Here is a video of one of the songs, Bustu MTandari:
These are mostly songs from the tradition of the Karimba, or mbira nyunga nyunga. The notes of the Karimba are a subset of the notes on the 17-Note Kalimba, so anything you can play on the Karimba can also be played on the 17-Note in C. And by the way, “kalimba” and “karimba” are two different instruments. Read here if you don’t know this:
It turns out the traditional African music, when played on the typical modern kalimba, is actually a bit tricky to play. That music co-evolved with the African Karimba note layout… meaning the music flowed naturally from easy thumb and finger motions on that instrument. The 17-Note Kalimba in C has a different note layout that was created by Hugh Tracey in the 1950s. On that note layout, the traditional songs are not quite as flowing.

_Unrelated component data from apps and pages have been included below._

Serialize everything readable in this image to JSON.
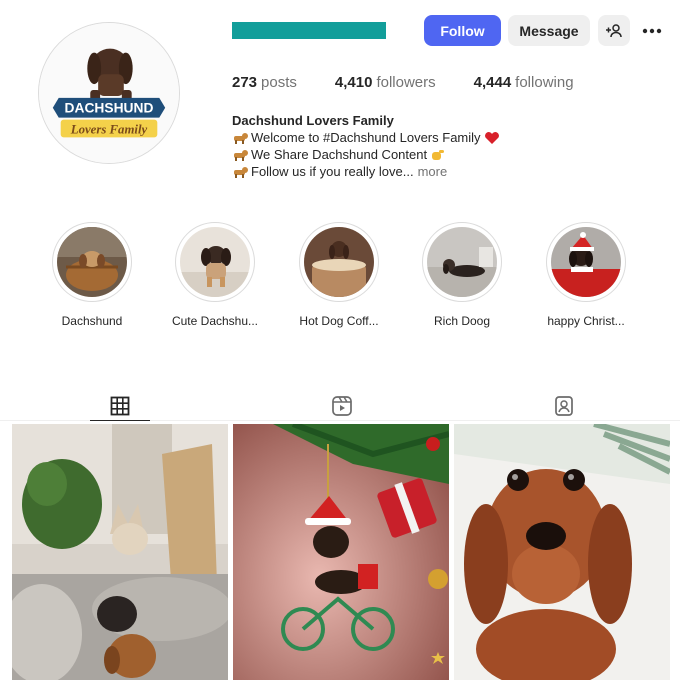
{
  "profile": {
    "avatar_icon": "dachshund-lovers-logo",
    "avatar_text_line1": "DACHSHUND",
    "avatar_text_line2": "Lovers Family",
    "username_redacted_color": "#129e9a"
  },
  "actions": {
    "follow_label": "Follow",
    "message_label": "Message",
    "add_user_icon": "add-user-icon",
    "more_icon": "more-options-icon"
  },
  "stats": {
    "posts_count": "273",
    "posts_label": "posts",
    "followers_count": "4,410",
    "followers_label": "followers",
    "following_count": "4,444",
    "following_label": "following"
  },
  "bio": {
    "name": "Dachshund Lovers Family",
    "line1": "Welcome to #Dachshund Lovers Family",
    "line2": "We Share Dachshund Content",
    "line3": "Follow us if you really love...",
    "more": "more"
  },
  "highlights": [
    {
      "label": "Dachshund"
    },
    {
      "label": "Cute Dachshu..."
    },
    {
      "label": "Hot Dog Coff..."
    },
    {
      "label": "Rich Doog"
    },
    {
      "label": "happy Christ..."
    }
  ],
  "tabs": [
    {
      "name": "posts",
      "icon": "grid-icon",
      "active": true
    },
    {
      "name": "reels",
      "icon": "reels-icon",
      "active": false
    },
    {
      "name": "tagged",
      "icon": "tagged-icon",
      "active": false
    }
  ],
  "colors": {
    "accent": "#4f66f2",
    "secondary_button": "#efefef",
    "text": "#262626",
    "muted": "#737373"
  }
}
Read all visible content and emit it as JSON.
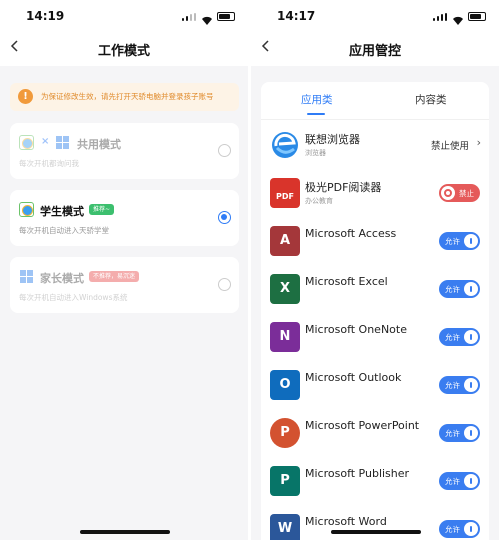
{
  "left": {
    "status": {
      "time": "14:19"
    },
    "title": "工作模式",
    "notice": "为保证修改生效，请先打开天骄电脑并登录孩子账号",
    "modes": [
      {
        "title": "共用模式",
        "sub": "每次开机都询问我",
        "badge": "",
        "selected": false,
        "enabled": false
      },
      {
        "title": "学生模式",
        "sub": "每次开机自动进入天骄学堂",
        "badge": "推荐~",
        "selected": true,
        "enabled": true
      },
      {
        "title": "家长模式",
        "sub": "每次开机自动进入Windows系统",
        "badge": "不推荐，易沉迷",
        "selected": false,
        "enabled": false
      }
    ],
    "mult": "×"
  },
  "right": {
    "status": {
      "time": "14:17"
    },
    "title": "应用管控",
    "tabs": [
      "应用类",
      "内容类"
    ],
    "active_tab": 0,
    "apps": [
      {
        "name": "联想浏览器",
        "category": "浏览器",
        "control": "status",
        "status_text": "禁止使用",
        "icon": "lenovo-browser-icon"
      },
      {
        "name": "极光PDF阅读器",
        "category": "办公教育",
        "control": "toggle",
        "state": "deny",
        "label": "禁止",
        "icon_text": "PDF",
        "icon": "pdf-reader-icon"
      },
      {
        "name": "Microsoft Access",
        "category": "",
        "control": "toggle",
        "state": "allow",
        "label": "允许",
        "icon_text": "A",
        "icon_color": "#a4373a",
        "icon": "access-icon"
      },
      {
        "name": "Microsoft Excel",
        "category": "",
        "control": "toggle",
        "state": "allow",
        "label": "允许",
        "icon_text": "X",
        "icon_color": "#1d6f42",
        "icon": "excel-icon"
      },
      {
        "name": "Microsoft OneNote",
        "category": "",
        "control": "toggle",
        "state": "allow",
        "label": "允许",
        "icon_text": "N",
        "icon_color": "#7b2d99",
        "icon": "onenote-icon"
      },
      {
        "name": "Microsoft Outlook",
        "category": "",
        "control": "toggle",
        "state": "allow",
        "label": "允许",
        "icon_text": "O",
        "icon_color": "#0f6cbd",
        "icon": "outlook-icon"
      },
      {
        "name": "Microsoft PowerPoint",
        "category": "",
        "control": "toggle",
        "state": "allow",
        "label": "允许",
        "icon_text": "P",
        "icon_color": "#d35230",
        "icon": "powerpoint-icon"
      },
      {
        "name": "Microsoft Publisher",
        "category": "",
        "control": "toggle",
        "state": "allow",
        "label": "允许",
        "icon_text": "P",
        "icon_color": "#077568",
        "icon": "publisher-icon"
      },
      {
        "name": "Microsoft Word",
        "category": "",
        "control": "toggle",
        "state": "allow",
        "label": "允许",
        "icon_text": "W",
        "icon_color": "#2b579a",
        "icon": "word-icon"
      }
    ]
  },
  "colors": {
    "accent": "#2f7cf6",
    "allow": "#3a7df0",
    "deny": "#e55a5a",
    "notice": "#e08a2a"
  }
}
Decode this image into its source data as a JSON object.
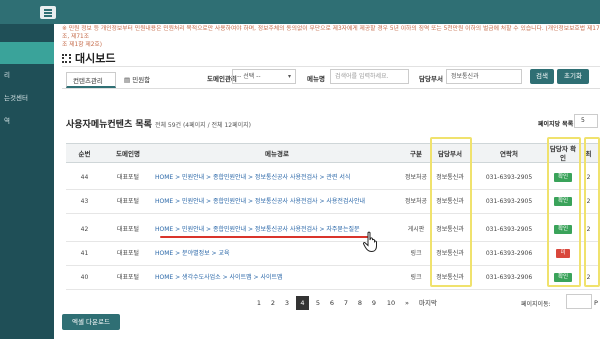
{
  "notice": "※ 민원 정보 등 개인정보부터 민원내용은 민원처리 목적으로만 사용하여야 하며, 정보주체의 동의없이 무단으로 제3자에게 제공할 경우 5년 이하의 징역 또는 5천만원 이하의 벌금에 처할 수 있습니다. (개인정보보호법 제17조, 제71조",
  "notice_line2": "조 제1항 제2호)",
  "sidebar": {
    "items": [
      {
        "label": ""
      },
      {
        "label": "리"
      },
      {
        "label": "는것센터"
      },
      {
        "label": "역"
      }
    ]
  },
  "dashboard": {
    "title": "대시보드"
  },
  "tabs": [
    {
      "label": "컨텐츠관리"
    },
    {
      "label": "민원함"
    }
  ],
  "filters": {
    "division_label": "도메인관리",
    "division_value": "-- 선택 --",
    "menu_label": "메뉴명",
    "menu_placeholder": "검색어를 입력하세요.",
    "dept_label": "담당부서",
    "dept_value": "정보통신과",
    "search_button": "검색",
    "reset_button": "초기화"
  },
  "list": {
    "title": "사용자메뉴컨텐츠 목록",
    "count": "전체 59건 (4페이지 / 전체 12페이지)",
    "page_rows_label": "페이지당 목록",
    "page_rows_value": "5"
  },
  "table": {
    "headers": [
      "순번",
      "도메인명",
      "메뉴경로",
      "구분",
      "담당부서",
      "연락처",
      "담당자 확인",
      "최"
    ],
    "rows": [
      {
        "no": "44",
        "domain": "대표포털",
        "path": "HOME > 민원안내 > 종합민원안내 > 정보통신공사 사용전검사 > 관련 서식",
        "type": "정보처공",
        "dept": "정보통신과",
        "phone": "031-6393-2905",
        "confirm": "확인",
        "status": "ok",
        "last": "2"
      },
      {
        "no": "43",
        "domain": "대표포털",
        "path": "HOME > 민원안내 > 종합민원안내 > 정보통신공사 사용전검사 > 사용전검사안내",
        "type": "정보처공",
        "dept": "정보통신과",
        "phone": "031-6393-2905",
        "confirm": "확인",
        "status": "ok",
        "last": "2"
      },
      {
        "no": "42",
        "domain": "대표포털",
        "path": "HOME > 민원안내 > 종합민원안내 > 정보통신공사 사용전검사 > 자주묻는질문",
        "type": "게시판",
        "dept": "정보통신과",
        "phone": "031-6393-2905",
        "confirm": "확인",
        "status": "ok",
        "last": "2"
      },
      {
        "no": "41",
        "domain": "대표포털",
        "path": "HOME > 분야별정보 > 교육",
        "type": "링크",
        "dept": "정보통신과",
        "phone": "031-6393-2906",
        "confirm": "미",
        "status": "no",
        "last": ""
      },
      {
        "no": "40",
        "domain": "대표포털",
        "path": "HOME > 생각수도사업소 > 사이트맵 > 사이트맵",
        "type": "링크",
        "dept": "정보통신과",
        "phone": "031-6393-2906",
        "confirm": "확인",
        "status": "ok",
        "last": "2"
      }
    ]
  },
  "pagination": {
    "pages": [
      "1",
      "2",
      "3",
      "4",
      "5",
      "6",
      "7",
      "8",
      "9",
      "10"
    ],
    "current": "4",
    "next": "»",
    "last": "마지막",
    "jump_label": "페이지이동:",
    "go": "P"
  },
  "excel_button": "엑셀 다운로드",
  "colors": {
    "topbar": "#2f6f74",
    "sidebar": "#1f4f57",
    "active": "#3aa39a",
    "highlight": "#f0e26d",
    "red_underline": "#d9342b"
  }
}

That just means it will take a bit of work to get steady on these very different kinds of thumb strokes.
But why would you learn to play traditional African music on a non-traditional kalimba? Well, for one, because every kalimba owes a debt of gratitude to the African culture of kalimba. It is a way of honoring the birth place of the kalimba.

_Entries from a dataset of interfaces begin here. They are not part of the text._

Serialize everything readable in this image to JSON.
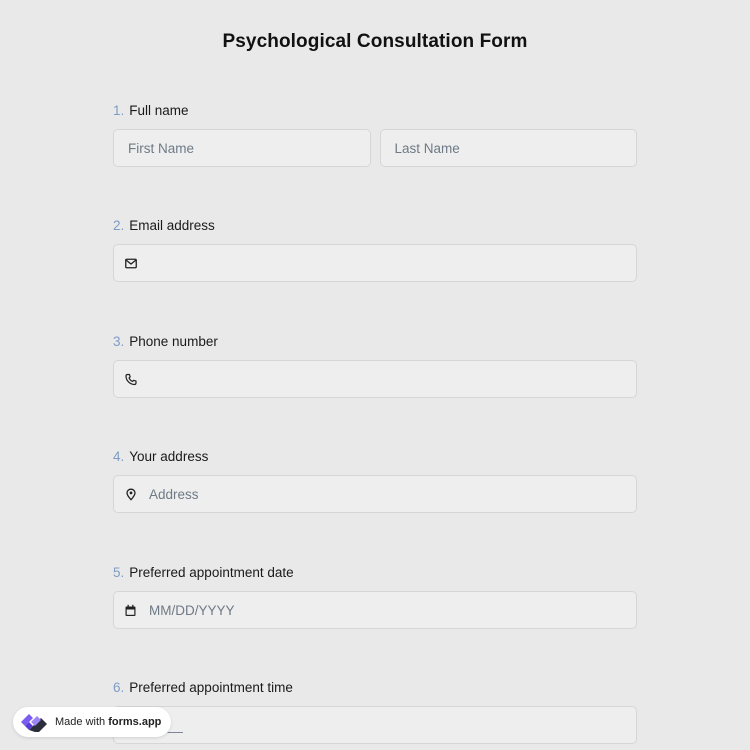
{
  "form": {
    "title": "Psychological Consultation Form"
  },
  "questions": {
    "q1": {
      "number": "1.",
      "label": "Full name",
      "first_placeholder": "First Name",
      "last_placeholder": "Last Name"
    },
    "q2": {
      "number": "2.",
      "label": "Email address",
      "placeholder": "",
      "icon": "envelope-icon"
    },
    "q3": {
      "number": "3.",
      "label": "Phone number",
      "placeholder": "",
      "icon": "phone-icon"
    },
    "q4": {
      "number": "4.",
      "label": "Your address",
      "placeholder": "Address",
      "icon": "map-pin-icon"
    },
    "q5": {
      "number": "5.",
      "label": "Preferred appointment date",
      "placeholder": "MM/DD/YYYY",
      "icon": "calendar-icon"
    },
    "q6": {
      "number": "6.",
      "label": "Preferred appointment time",
      "placeholder": "__:__",
      "icon": "clock-icon"
    }
  },
  "badge": {
    "prefix": "Made with",
    "brand": "forms.app"
  },
  "colors": {
    "background": "#e9e9e9",
    "field_background": "#eeeeee",
    "question_number": "#7f9cc4",
    "placeholder": "#6e7a86",
    "logo_purple": "#7b5cf0",
    "logo_dark": "#2b2f3a"
  }
}
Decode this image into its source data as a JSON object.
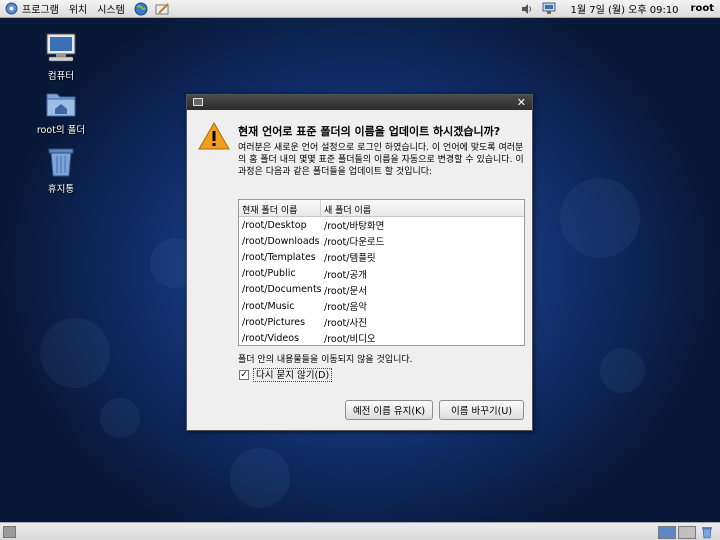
{
  "top_panel": {
    "menu": [
      {
        "label": "프로그램"
      },
      {
        "label": "위치"
      },
      {
        "label": "시스템"
      }
    ],
    "clock": "1월  7일 (월) 오후 09:10",
    "user": "root"
  },
  "desktop": {
    "icons": [
      {
        "label": "컴퓨터"
      },
      {
        "label": "root의 폴더"
      },
      {
        "label": "휴지통"
      }
    ]
  },
  "dialog": {
    "title": "",
    "heading": "현재 언어로 표준 폴더의 이름을 업데이트 하시겠습니까?",
    "description": "여러분은 새로운 언어 설정으로 로그인 하였습니다. 이 언어에 맞도록 여러분의 홈 폴더 내의 몇몇 표준 폴더들의 이름을 자동으로 변경할 수 있습니다. 이 과정은 다음과 같은 폴더들을 업데이트 할 것입니다:",
    "columns": [
      "현재 폴더 이름",
      "새 폴더 이름"
    ],
    "rows": [
      [
        "/root/Desktop",
        "/root/바탕화면"
      ],
      [
        "/root/Downloads",
        "/root/다운로드"
      ],
      [
        "/root/Templates",
        "/root/템플릿"
      ],
      [
        "/root/Public",
        "/root/공개"
      ],
      [
        "/root/Documents",
        "/root/문서"
      ],
      [
        "/root/Music",
        "/root/음악"
      ],
      [
        "/root/Pictures",
        "/root/사진"
      ],
      [
        "/root/Videos",
        "/root/비디오"
      ]
    ],
    "note": "폴더 안의 내용물들을 이동되지 않을 것입니다.",
    "checkbox": {
      "label": "다시 묻지 않기(D)",
      "checked": true
    },
    "buttons": {
      "keep": "예전 이름 유지(K)",
      "rename": "이름 바꾸기(U)"
    }
  },
  "colors": {
    "desktop_blue": "#1a3f86",
    "titlebar": "#2c2c2c",
    "warning": "#f0a020"
  }
}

I learn the traditional African songs to bask in the brilliance of the African spirit and African intellect, and to breathe in the beauty of an ancient African culture. What a rich world we live in!

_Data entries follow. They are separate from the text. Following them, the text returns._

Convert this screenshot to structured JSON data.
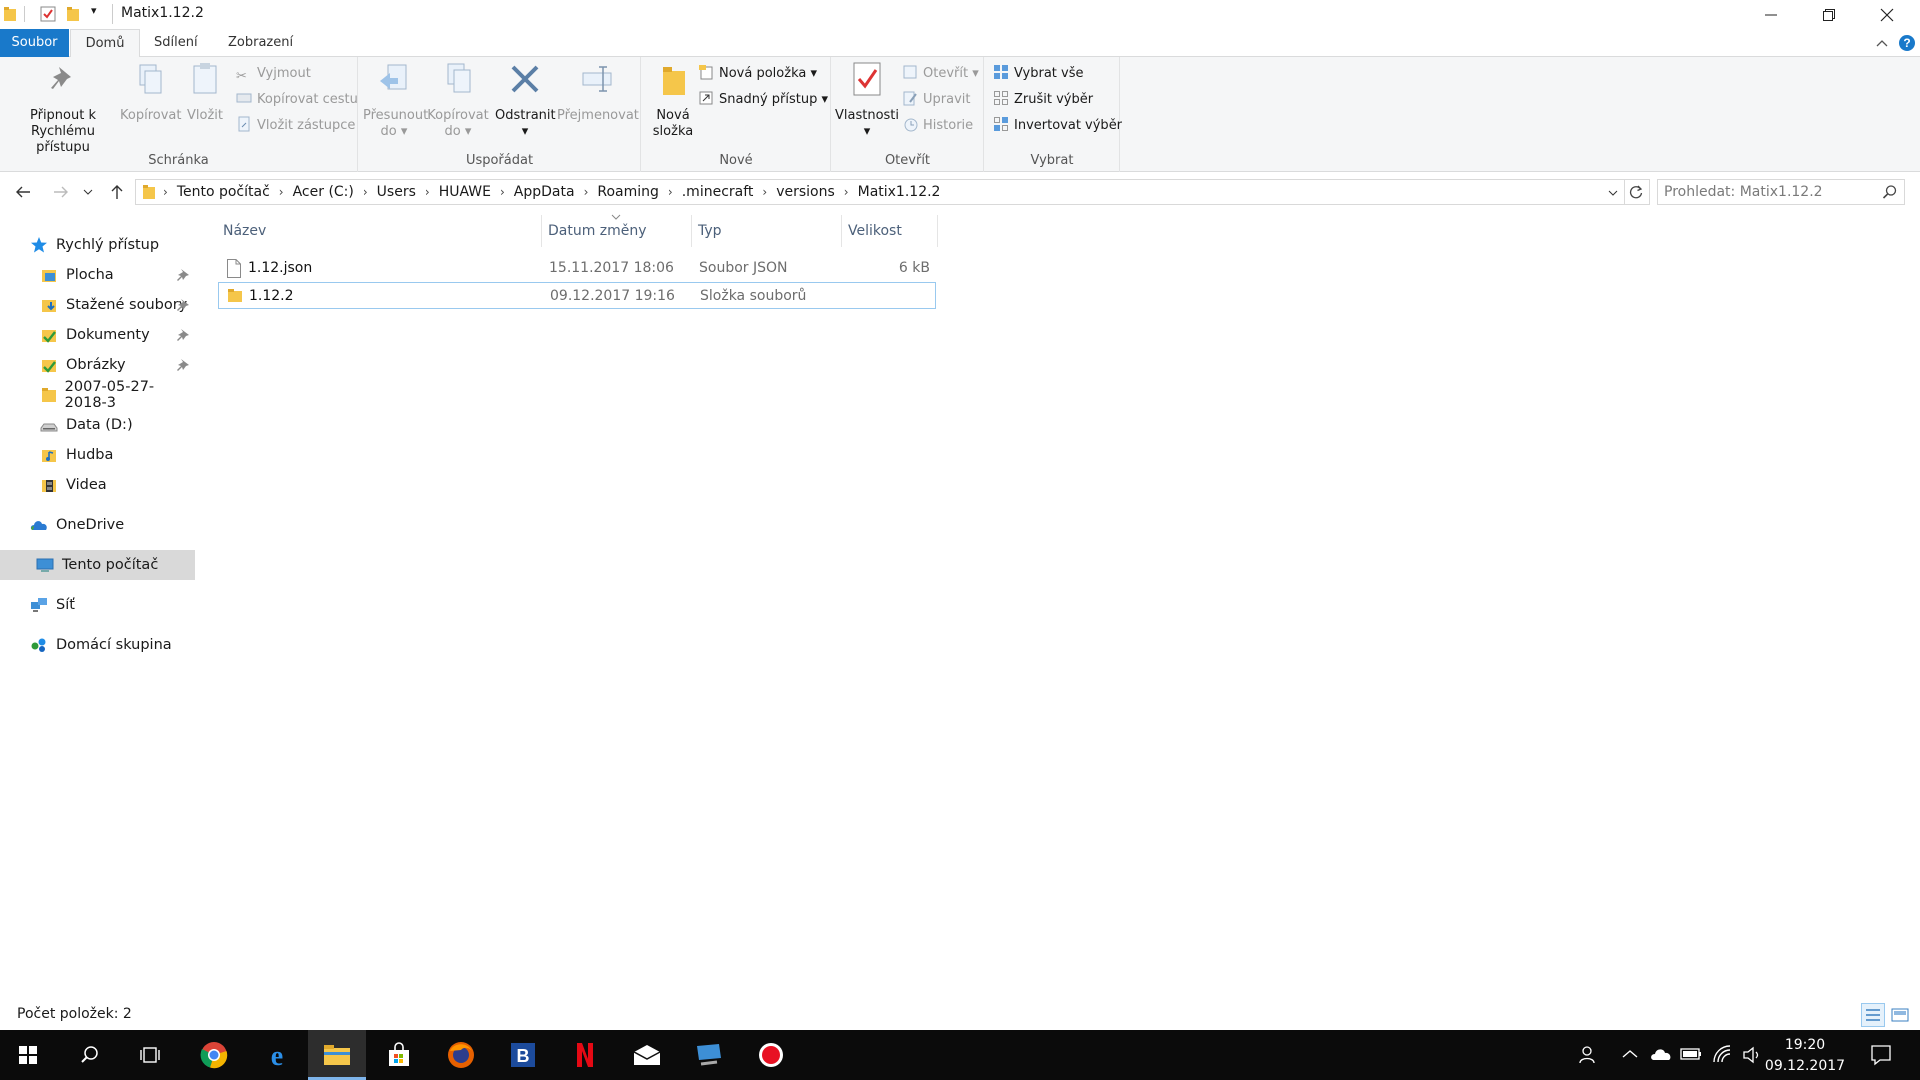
{
  "window": {
    "title": "Matix1.12.2"
  },
  "tabs": {
    "file": "Soubor",
    "home": "Domů",
    "share": "Sdílení",
    "view": "Zobrazení"
  },
  "ribbon": {
    "clipboard": {
      "label": "Schránka",
      "pin_line1": "Připnout k",
      "pin_line2": "Rychlému přístupu",
      "copy": "Kopírovat",
      "paste": "Vložit",
      "cut": "Vyjmout",
      "copy_path": "Kopírovat cestu",
      "paste_shortcut": "Vložit zástupce"
    },
    "organize": {
      "label": "Uspořádat",
      "move_line1": "Přesunout",
      "move_line2": "do",
      "copyto_line1": "Kopírovat",
      "copyto_line2": "do",
      "delete": "Odstranit",
      "rename": "Přejmenovat"
    },
    "new": {
      "label": "Nové",
      "new_folder_line1": "Nová",
      "new_folder_line2": "složka",
      "new_item": "Nová položka",
      "easy_access": "Snadný přístup"
    },
    "open": {
      "label": "Otevřít",
      "properties": "Vlastnosti",
      "open": "Otevřít",
      "edit": "Upravit",
      "history": "Historie"
    },
    "select": {
      "label": "Vybrat",
      "select_all": "Vybrat vše",
      "select_none": "Zrušit výběr",
      "invert": "Invertovat výběr"
    }
  },
  "address": {
    "crumbs": [
      "Tento počítač",
      "Acer (C:)",
      "Users",
      "HUAWE",
      "AppData",
      "Roaming",
      ".minecraft",
      "versions",
      "Matix1.12.2"
    ],
    "search_placeholder": "Prohledat: Matix1.12.2"
  },
  "nav": {
    "quick_access": "Rychlý přístup",
    "items": [
      "Plocha",
      "Stažené soubory",
      "Dokumenty",
      "Obrázky",
      "2007-05-27-2018-3",
      "Data (D:)",
      "Hudba",
      "Videa"
    ],
    "onedrive": "OneDrive",
    "this_pc": "Tento počítač",
    "network": "Síť",
    "homegroup": "Domácí skupina"
  },
  "columns": {
    "name": "Název",
    "date": "Datum změny",
    "type": "Typ",
    "size": "Velikost"
  },
  "files": [
    {
      "name": "1.12.json",
      "date": "15.11.2017 18:06",
      "type": "Soubor JSON",
      "size": "6 kB",
      "icon": "file-icon"
    },
    {
      "name": "1.12.2",
      "date": "09.12.2017 19:16",
      "type": "Složka souborů",
      "size": "",
      "icon": "folder-icon"
    }
  ],
  "status": {
    "count": "Počet položek: 2"
  },
  "clock": {
    "time": "19:20",
    "date": "09.12.2017"
  },
  "colors": {
    "accent": "#1979ca",
    "folder": "#f5c64a",
    "selection_border": "#99c9ef",
    "taskbar": "#0b0b0b"
  }
}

I argue further that the experience one can have playing these traditional kalilmba songs is exactly what we need today. It is joyful. It builds a relationship with the body of ancient music over time. And it gives rise to a great appreciation of African genius. It is easy to be a racist if we do not appreciate the culture of another group of people. It is hard to be racist when one is exposed to this brilliance.
These are the song titles that are included in the “33 Intermediate” eBook:
Wa Kalulu — levels 2, 4
A Yolamu Anata — level 3
Kuzanga — level 3
Shumba Panzira – Learning in Bits — level 1
Shumba Panzira — level 3
Shumba Panzira – Ambiguous Starting Point — level 3
Rova Ngoma Mtawasa — level 4
Sadza Madya Here — level 4
Butsu M’Tandari — level 4
Chemtengure — level 4
Bungu Utete — level 4
(The last four of these songs had been missing from the sound recordings that accompany the eBook, but they have recently been added to the collection.)
These songs take up 21 pages of tablature. Most of these songs have several variations, 2, 3 or 4 variations per page. The way these songs are played, the basic song version is repeated cyclically several times. When you are done, you “level up” to the next variation. You can sit on each variation for 2 or 4 repeats, or even for a few minutes for a more meditative experience. This means that there is quite a lot of African kalimba music here for you!
The first two of eight variations of Butsu M’Tandari.
You might spend an entire kalimba session learning one of the variations, or perhaps a week learning to play some or all of the variations in a particular song. Of course, after you get used to playing this type of music, you will pick up the variations more quickly. But you can see that this is a commitment, a relationship to a new type of music – well, new to you. It is thought that this basic musical style is about 1000 years old!
And if you want to take the next step into Africa, check out the African Tuned Karimba itself!
There is also a simpler ebook that will teach you African songs and African musical concepts for the lower 10 tines of your 17-Note Kalimba… or on your 10-Note Kalimba: